- A major acceleration of office construction is a good barometer
of general business conditions. Office building permit issuances surged in
August and September and were up substantially from a year ago—over 200 percent
on an unadjusted basis. On a year-to-date basis, office construction is running
about 63 percent ahead of last year.
- California's real estate market may be losing some steam.
Home prices dropped in September. The median price of existing single-family
homes sold, $465,540, was a 1.7-percent drop from the August median. Even
though on a year-over-year basis home prices are still substantially higher—up
21 percent from September 2003—the state's median home price has stayed within
a narrow range for several months now. Since May 2004, the median existing
single-family home price has not strayed far from an average of $467,000.

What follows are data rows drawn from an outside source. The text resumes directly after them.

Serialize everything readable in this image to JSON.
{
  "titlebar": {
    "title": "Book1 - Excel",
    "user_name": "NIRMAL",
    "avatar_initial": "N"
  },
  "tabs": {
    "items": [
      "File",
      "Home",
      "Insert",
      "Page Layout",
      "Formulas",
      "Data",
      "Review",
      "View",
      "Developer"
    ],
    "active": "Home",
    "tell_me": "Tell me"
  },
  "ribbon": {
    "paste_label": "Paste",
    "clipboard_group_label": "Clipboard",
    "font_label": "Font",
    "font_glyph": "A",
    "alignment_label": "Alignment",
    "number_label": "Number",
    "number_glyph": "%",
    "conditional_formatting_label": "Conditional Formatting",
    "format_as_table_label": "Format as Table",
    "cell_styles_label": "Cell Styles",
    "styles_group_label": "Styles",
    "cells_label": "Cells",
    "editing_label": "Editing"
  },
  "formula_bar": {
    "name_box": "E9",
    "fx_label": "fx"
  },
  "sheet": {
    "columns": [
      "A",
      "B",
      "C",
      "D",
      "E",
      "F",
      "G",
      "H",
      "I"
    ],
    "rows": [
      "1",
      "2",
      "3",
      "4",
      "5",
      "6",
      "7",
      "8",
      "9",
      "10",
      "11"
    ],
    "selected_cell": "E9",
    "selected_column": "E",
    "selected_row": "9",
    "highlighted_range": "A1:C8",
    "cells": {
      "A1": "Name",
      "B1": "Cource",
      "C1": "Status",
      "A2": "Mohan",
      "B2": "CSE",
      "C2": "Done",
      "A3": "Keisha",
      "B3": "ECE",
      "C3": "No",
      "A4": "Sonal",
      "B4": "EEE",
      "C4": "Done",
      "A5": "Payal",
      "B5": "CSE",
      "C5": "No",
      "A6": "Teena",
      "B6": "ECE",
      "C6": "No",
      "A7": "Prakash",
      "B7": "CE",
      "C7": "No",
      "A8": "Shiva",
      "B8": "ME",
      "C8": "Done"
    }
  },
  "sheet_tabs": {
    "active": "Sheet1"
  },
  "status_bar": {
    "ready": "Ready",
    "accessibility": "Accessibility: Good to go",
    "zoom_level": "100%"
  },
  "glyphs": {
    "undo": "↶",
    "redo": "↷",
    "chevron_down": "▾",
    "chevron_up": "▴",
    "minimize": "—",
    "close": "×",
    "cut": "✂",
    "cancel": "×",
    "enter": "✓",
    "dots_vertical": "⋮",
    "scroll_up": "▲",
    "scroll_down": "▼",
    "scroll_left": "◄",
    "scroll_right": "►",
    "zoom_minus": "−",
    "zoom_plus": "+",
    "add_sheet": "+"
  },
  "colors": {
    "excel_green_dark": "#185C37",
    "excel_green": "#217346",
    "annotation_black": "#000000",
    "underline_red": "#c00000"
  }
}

- Similarly, home sales cooled in August and September, dropping
below the pace set at the same time last year. Existing single-family home
sales reached a seasonally adjusted annualized rate of 626,220 units in September,

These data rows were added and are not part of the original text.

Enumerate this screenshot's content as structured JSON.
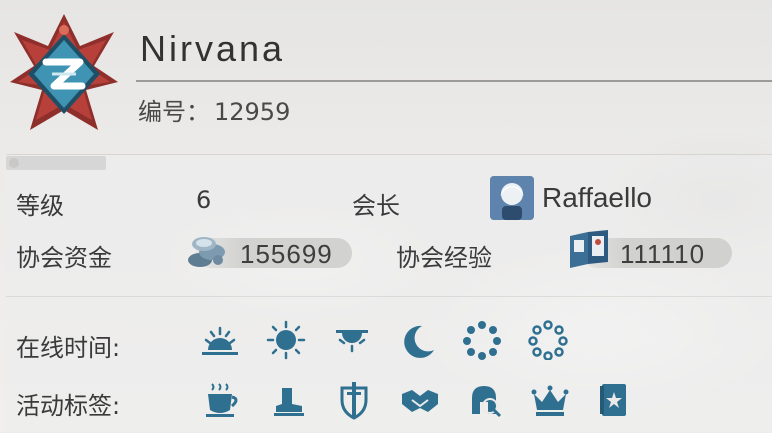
{
  "header": {
    "guild_name": "Nirvana",
    "id_label": "编号：",
    "id_value": "12959"
  },
  "info": {
    "level_label": "等级",
    "level_value": "6",
    "leader_label": "会长",
    "leader_name": "Raffaello",
    "funds_label": "协会资金",
    "funds_value": "155699",
    "exp_label": "协会经验",
    "exp_value": "111110"
  },
  "online": {
    "label": "在线时间:",
    "icons": [
      "sunrise-icon",
      "sun-icon",
      "sunset-icon",
      "moon-icon",
      "dotted-circle-icon",
      "hollow-dotted-circle-icon"
    ]
  },
  "activity": {
    "label": "活动标签:",
    "icons": [
      "coffee-cup-icon",
      "boot-icon",
      "shield-sword-icon",
      "handshake-icon",
      "spartan-helmet-icon",
      "crown-icon",
      "card-book-icon"
    ]
  },
  "colors": {
    "icon_blue": "#2f6f8f",
    "emblem_red": "#a33a36",
    "emblem_teal": "#3f94b3"
  }
}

a 0.9-percent drop from a year ago. Sales in August were 8.5 percent below
their year ago pace.
Unemployment Rate Falling
Preliminary General Fund agency cash for October was $471 million above the
2004 Budget Act forecast of $4.385 billlion. Year-to-date, revenues are $1.08
billlion above expectations, primarily due to strength in the corporation tax.
- Personal income tax revenues were $249 million above the month's forecast
of $2.368 billlion. Gains were achieved across the board. Withholding came
in $98 million above the $2.088 billlion that was estimated, other receipts
were $58 million above the forecast of $655 million, and refunds were $93
million below the projected level of $375 million. Year-to-date through October,
this tax is $291 million above forecast.
- Sales and use tax receipts were $17 million above the month's forecast
of $1.613 billlion. The final payment for third-quarter taxable sales was
due at the end of October and a portion of this payment is received in early
November. At the time this bulletin was prepared, early November receipts
were not yet complete; a clearer picture of third-quarter sales will be available
by late November. Year-to-date, the sales tax is $17 million above forecast.
- Corporation tax revenues were $123 million above the month's forecast of
$264 million. Prepayments and other payments were $23 million and $148 million
above the estimates of $235 million and $151 million, respectively. This
gain was partially offset by refunds, which were $48 million above the projected
level of $122 million. Year-to-date, this tax is up $607 million from forecast.
- Revenues from the insurance, estate, alcoholic beverage, and tobacco taxes
came in $20 million above the $74 million that was expected, due to the estate
tax. The remaining revenues—pooled money interest income and "other" revenues—were
$62 million higher than the month's estimate of $66 million, due to greater-than-expected "other" revenues.
General Fund Agency Cash
2004-05 Budget Act Forecast
2004-05 Comparison of Actual and Forecast
Agency General Fund Revenues
For more information, please contact the California
Department of Finance,
Room 1145, State Capitol, Sacramento, CA or call (916) 323-0648.
to the Department of Finance Home Page